The advent of the microcontroller changed just about everything. Modern gadgets often have a screen-based interface that may hide dozens or hundreds of functions that would have been impractical and confusing to do with separate buttons and controls. It also colors our thinking of what is possible. Imagine if cars didn’t have cruise control and someone asked you if it were possible. Of course. Monitor the speed and control the gas using a PID algorithm. Piece of cake, right? Except cruise control has been around since at least 1948. So how did pre-microcontroller cruise control work? Sure, in your modern car it might work just like you think. But how have we had seventy-plus years of driving automation?
A Little History
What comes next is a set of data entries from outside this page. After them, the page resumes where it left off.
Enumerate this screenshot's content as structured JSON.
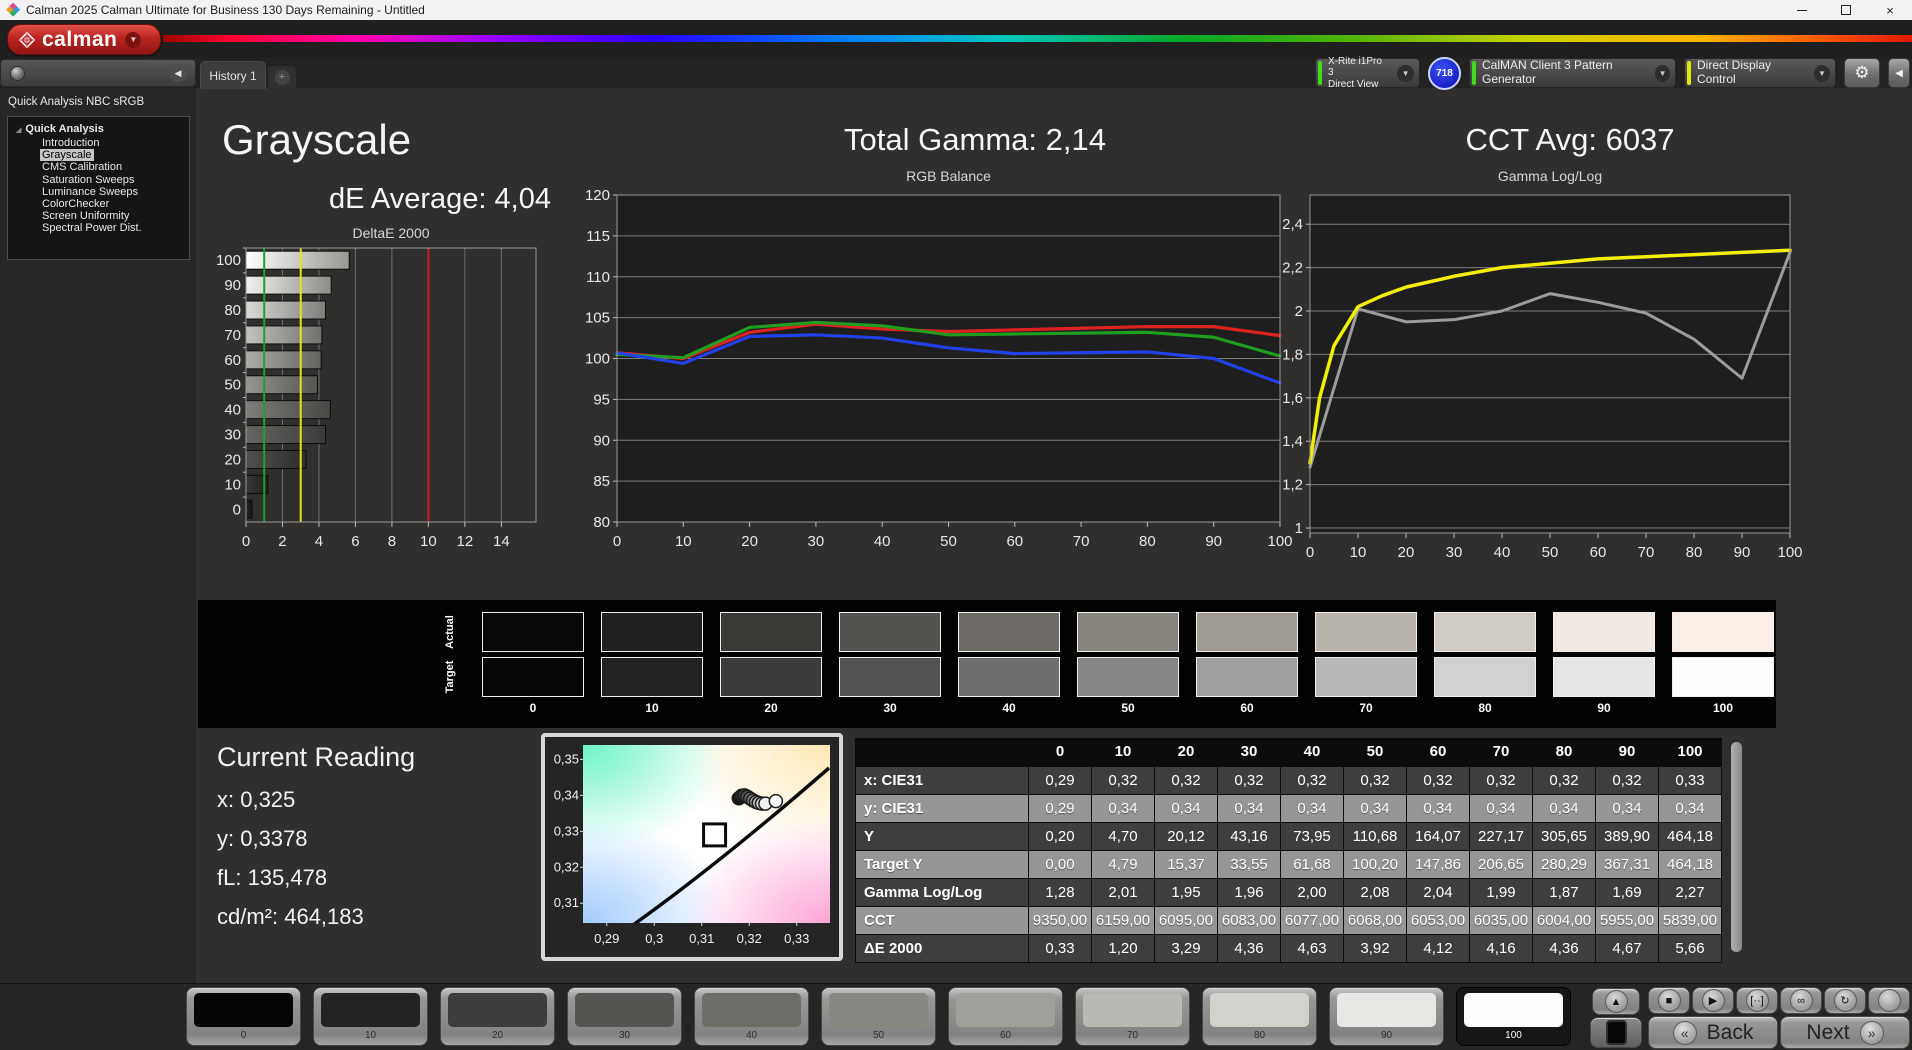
{
  "title_bar": {
    "title": "Calman 2025 Calman Ultimate for Business 130 Days Remaining  - Untitled",
    "close": "×"
  },
  "header": {
    "logo_text": "calman"
  },
  "tab_row": {
    "tab": "History 1",
    "add_tab": "+"
  },
  "meter_dropdown": {
    "line1": "X-Rite i1Pro 3",
    "line2": "Direct View",
    "accent": "#3fdc1a",
    "badge": "718"
  },
  "pattern_dropdown": {
    "label": "CalMAN Client 3 Pattern Generator",
    "accent": "#3fdc1a"
  },
  "display_dropdown": {
    "label": "Direct Display Control",
    "accent": "#dfe70d"
  },
  "icons": {
    "gear": "⚙",
    "collapse_left": "◀",
    "dropdown": "▼",
    "tree_expanded": "◢"
  },
  "sidebar": {
    "header": "Quick Analysis NBC sRGB",
    "root": "Quick Analysis",
    "items": [
      {
        "label": "Introduction",
        "selected": false
      },
      {
        "label": "Grayscale",
        "selected": true
      },
      {
        "label": "CMS Calibration",
        "selected": false
      },
      {
        "label": "Saturation Sweeps",
        "selected": false
      },
      {
        "label": "Luminance Sweeps",
        "selected": false
      },
      {
        "label": "ColorChecker",
        "selected": false
      },
      {
        "label": "Screen Uniformity",
        "selected": false
      },
      {
        "label": "Spectral Power Dist.",
        "selected": false
      }
    ]
  },
  "grayscale_panel": {
    "heading": "Grayscale",
    "subheading": "dE Average: 4,04",
    "chart_data": {
      "type": "bar",
      "orientation": "horizontal",
      "title": "DeltaE 2000",
      "categories": [
        "100",
        "90",
        "80",
        "70",
        "60",
        "50",
        "40",
        "30",
        "20",
        "10",
        "0"
      ],
      "values": [
        5.66,
        4.67,
        4.36,
        4.16,
        4.12,
        3.92,
        4.63,
        4.36,
        3.29,
        1.2,
        0.33
      ],
      "xlim": [
        0,
        15.9
      ],
      "xticks": [
        0,
        2,
        4,
        6,
        8,
        10,
        12,
        14
      ],
      "reference_lines": [
        {
          "value": 1,
          "color": "#1ca426"
        },
        {
          "value": 3,
          "color": "#e6e60c"
        },
        {
          "value": 10,
          "color": "#cf1d1d"
        }
      ],
      "bar_colors": [
        [
          "#ffffff",
          "#999793"
        ],
        [
          "#f1f0ee",
          "#8f8d89"
        ],
        [
          "#dbd9d6",
          "#817f7b"
        ],
        [
          "#c4c2be",
          "#72706c"
        ],
        [
          "#adaba7",
          "#64625f"
        ],
        [
          "#969490",
          "#565451"
        ],
        [
          "#7f7d79",
          "#484744"
        ],
        [
          "#686663",
          "#3b3a38"
        ],
        [
          "#51504d",
          "#2e2d2c"
        ],
        [
          "#3a3937",
          "#222120"
        ],
        [
          "#232221",
          "#151514"
        ]
      ]
    }
  },
  "gamma_panel": {
    "heading": "Total Gamma: 2,14",
    "chart_data": {
      "type": "line",
      "title": "RGB Balance",
      "x": [
        0,
        10,
        20,
        30,
        40,
        50,
        60,
        70,
        80,
        90,
        100
      ],
      "ylim": [
        80,
        120
      ],
      "yticks": [
        80,
        85,
        90,
        95,
        100,
        105,
        110,
        115,
        120
      ],
      "xticks": [
        0,
        10,
        20,
        30,
        40,
        50,
        60,
        70,
        80,
        90,
        100
      ],
      "series": [
        {
          "name": "Red",
          "color": "#dd2222",
          "values": [
            100.7,
            100.0,
            103.2,
            104.2,
            103.6,
            103.3,
            103.5,
            103.7,
            103.9,
            103.9,
            102.8
          ]
        },
        {
          "name": "Green",
          "color": "#1f9e1f",
          "values": [
            100.5,
            100.1,
            103.8,
            104.4,
            104.0,
            102.9,
            103.0,
            103.1,
            103.2,
            102.6,
            100.3
          ]
        },
        {
          "name": "Blue",
          "color": "#2440e8",
          "values": [
            100.7,
            99.4,
            102.7,
            102.9,
            102.5,
            101.3,
            100.6,
            100.7,
            100.8,
            100.0,
            97.0
          ]
        }
      ]
    }
  },
  "cct_panel": {
    "heading": "CCT Avg: 6037",
    "chart_data": {
      "type": "line",
      "title": "Gamma Log/Log",
      "ylim": [
        1,
        2.56
      ],
      "yticks": [
        1,
        1.2,
        1.4,
        1.6,
        1.8,
        2,
        2.2,
        2.4
      ],
      "ytick_labels": [
        "1",
        "1,2",
        "1,4",
        "1,6",
        "1,8",
        "2",
        "2,2",
        "2,4"
      ],
      "xticks": [
        0,
        10,
        20,
        30,
        40,
        50,
        60,
        70,
        80,
        90,
        100
      ],
      "series": [
        {
          "name": "Target",
          "color": "#f2ee08",
          "x": [
            0,
            2,
            5,
            10,
            15,
            20,
            30,
            40,
            50,
            60,
            70,
            80,
            90,
            100
          ],
          "values": [
            1.3,
            1.6,
            1.84,
            2.02,
            2.07,
            2.11,
            2.16,
            2.2,
            2.22,
            2.24,
            2.25,
            2.26,
            2.27,
            2.28
          ]
        },
        {
          "name": "Measured",
          "color": "#9c9c9c",
          "x": [
            0,
            10,
            20,
            30,
            40,
            50,
            60,
            70,
            80,
            90,
            100
          ],
          "values": [
            1.28,
            2.01,
            1.95,
            1.96,
            2.0,
            2.08,
            2.04,
            1.99,
            1.87,
            1.69,
            2.27
          ]
        }
      ]
    }
  },
  "strip": {
    "row_labels": [
      "Actual",
      "Target"
    ],
    "labels": [
      "0",
      "10",
      "20",
      "30",
      "40",
      "50",
      "60",
      "70",
      "80",
      "90",
      "100"
    ],
    "actual_colors": [
      "#080808",
      "#232120",
      "#3c3a37",
      "#555350",
      "#6e6b66",
      "#87847d",
      "#a09c94",
      "#b8b4ab",
      "#d0ccc3",
      "#f0e8e2",
      "#fbeee6"
    ],
    "target_colors": [
      "#060606",
      "#222222",
      "#3b3b3b",
      "#545454",
      "#6d6d6d",
      "#868686",
      "#9f9f9f",
      "#b8b8b8",
      "#d1d1d1",
      "#e5e5e5",
      "#fdfdfd"
    ]
  },
  "current_reading": {
    "title": "Current Reading",
    "lines": [
      "x: 0,325",
      "y: 0,3378",
      "fL: 135,478",
      "cd/m²: 464,183"
    ]
  },
  "cie_chart": {
    "chart_data": {
      "type": "scatter",
      "xlim": [
        0.285,
        0.337
      ],
      "ylim": [
        0.3045,
        0.354
      ],
      "xticks": [
        0.29,
        0.3,
        0.31,
        0.32,
        0.33
      ],
      "xtick_labels": [
        "0,29",
        "0,3",
        "0,31",
        "0,32",
        "0,33"
      ],
      "yticks": [
        0.31,
        0.32,
        0.33,
        0.34,
        0.35
      ],
      "ytick_labels": [
        "0,31",
        "0,32",
        "0,33",
        "0,34",
        "0,35"
      ],
      "target": {
        "x": 0.3127,
        "y": 0.329
      },
      "points": [
        {
          "x": 0.3178,
          "y": 0.3392,
          "fill": "#141414"
        },
        {
          "x": 0.3184,
          "y": 0.3399,
          "fill": "#262626"
        },
        {
          "x": 0.319,
          "y": 0.34,
          "fill": "#3a3a3a"
        },
        {
          "x": 0.3196,
          "y": 0.3396,
          "fill": "#505050"
        },
        {
          "x": 0.3202,
          "y": 0.3391,
          "fill": "#686868"
        },
        {
          "x": 0.3208,
          "y": 0.3386,
          "fill": "#828282"
        },
        {
          "x": 0.3214,
          "y": 0.3382,
          "fill": "#9c9c9c"
        },
        {
          "x": 0.322,
          "y": 0.3379,
          "fill": "#b8b8b8"
        },
        {
          "x": 0.3227,
          "y": 0.3377,
          "fill": "#d8d8d8"
        },
        {
          "x": 0.3234,
          "y": 0.3377,
          "fill": "#efefef"
        },
        {
          "x": 0.3256,
          "y": 0.3384,
          "fill": "#ffffff"
        }
      ]
    }
  },
  "table": {
    "columns": [
      "",
      "0",
      "10",
      "20",
      "30",
      "40",
      "50",
      "60",
      "70",
      "80",
      "90",
      "100"
    ],
    "rows": [
      {
        "label": "x: CIE31",
        "shade": "dark",
        "values": [
          "0,29",
          "0,32",
          "0,32",
          "0,32",
          "0,32",
          "0,32",
          "0,32",
          "0,32",
          "0,32",
          "0,32",
          "0,33"
        ]
      },
      {
        "label": "y: CIE31",
        "shade": "light",
        "values": [
          "0,29",
          "0,34",
          "0,34",
          "0,34",
          "0,34",
          "0,34",
          "0,34",
          "0,34",
          "0,34",
          "0,34",
          "0,34"
        ]
      },
      {
        "label": "Y",
        "shade": "dark",
        "values": [
          "0,20",
          "4,70",
          "20,12",
          "43,16",
          "73,95",
          "110,68",
          "164,07",
          "227,17",
          "305,65",
          "389,90",
          "464,18"
        ]
      },
      {
        "label": "Target Y",
        "shade": "light",
        "values": [
          "0,00",
          "4,79",
          "15,37",
          "33,55",
          "61,68",
          "100,20",
          "147,86",
          "206,65",
          "280,29",
          "367,31",
          "464,18"
        ]
      },
      {
        "label": "Gamma Log/Log",
        "shade": "dark",
        "values": [
          "1,28",
          "2,01",
          "1,95",
          "1,96",
          "2,00",
          "2,08",
          "2,04",
          "1,99",
          "1,87",
          "1,69",
          "2,27"
        ]
      },
      {
        "label": "CCT",
        "shade": "light",
        "values": [
          "9350,00",
          "6159,00",
          "6095,00",
          "6083,00",
          "6077,00",
          "6068,00",
          "6053,00",
          "6035,00",
          "6004,00",
          "5955,00",
          "5839,00"
        ]
      },
      {
        "label": "ΔE 2000",
        "shade": "dark",
        "values": [
          "0,33",
          "1,20",
          "3,29",
          "4,36",
          "4,63",
          "3,92",
          "4,12",
          "4,16",
          "4,36",
          "4,67",
          "5,66"
        ]
      }
    ]
  },
  "toolbar": {
    "swatches": [
      {
        "label": "0",
        "color": "#050505",
        "selected": false
      },
      {
        "label": "10",
        "color": "#242322",
        "selected": false
      },
      {
        "label": "20",
        "color": "#3e3d3b",
        "selected": false
      },
      {
        "label": "30",
        "color": "#575551",
        "selected": false
      },
      {
        "label": "40",
        "color": "#6f6d68",
        "selected": false
      },
      {
        "label": "50",
        "color": "#888681",
        "selected": false
      },
      {
        "label": "60",
        "color": "#a19f9a",
        "selected": false
      },
      {
        "label": "70",
        "color": "#bab8b3",
        "selected": false
      },
      {
        "label": "80",
        "color": "#d3d1cc",
        "selected": false
      },
      {
        "label": "90",
        "color": "#e9e7e3",
        "selected": false
      },
      {
        "label": "100",
        "color": "#fdfdfd",
        "selected": true
      }
    ],
    "pager_up": "▲",
    "transport_buttons": [
      {
        "name": "stop",
        "glyph": "■"
      },
      {
        "name": "play",
        "glyph": "▶"
      },
      {
        "name": "marker",
        "glyph": "[··]"
      },
      {
        "name": "continuous",
        "glyph": "∞"
      },
      {
        "name": "refresh",
        "glyph": "↻"
      },
      {
        "name": "blank",
        "glyph": ""
      }
    ],
    "back_label": "Back",
    "next_label": "Next",
    "back_icon": "«",
    "next_icon": "»"
  }
}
Controlling the speed of an engine is actually not a very new idea. In the early 1900s, flyball governors originally designed for steam engines could maintain a set speed. The idea was that faster rotation caused the balls would spread out, closing the fuel or air valve while slower speeds would let the balls get closer together and send more fuel or air into the engine.
The inventor of the modern cruise control was Ralph Teetor, a prolific inventor who lost his sight as a child. Legend has it that he was a passenger in a car with his lawyer driving and grew annoyed that the car would slow down when the driver was talking and speed up when he was listening. That was invented in 1948 and improved upon over the next few years.
The Game Boy Camera is probably one of the most limited-specification digital cameras to have been mass-marketed, yet it occupies a special position in the hearts of many because despite being a toy with a paltry 128×128 monochrome sensor it was for many the first camera they owned. [Matt Grey] was among those people, and was always frustrated by the device’s inability to export pictures except to the Game Boy printer. So after having bodged together an interface a decade ago but not being happy with it, he returned to the project and made a wireless carrier for the camera that allows easy transfer through WiFi to his mobile phone.
Inside the slab-like 3D-printed enclosure lies a GBxCart RW Game Boy cartridge reader, whose USB port is wired to a Raspberry Pi Zero on which are a set of scripts to read the camera and make its photos available for download via a web browser. At last the camera is a stand-alone unit, allowing the easy snapping and retrieval of as many tiny black and white images as he likes. There’s a video showing the device in action, which we’ve placed for your enjoyment below the break.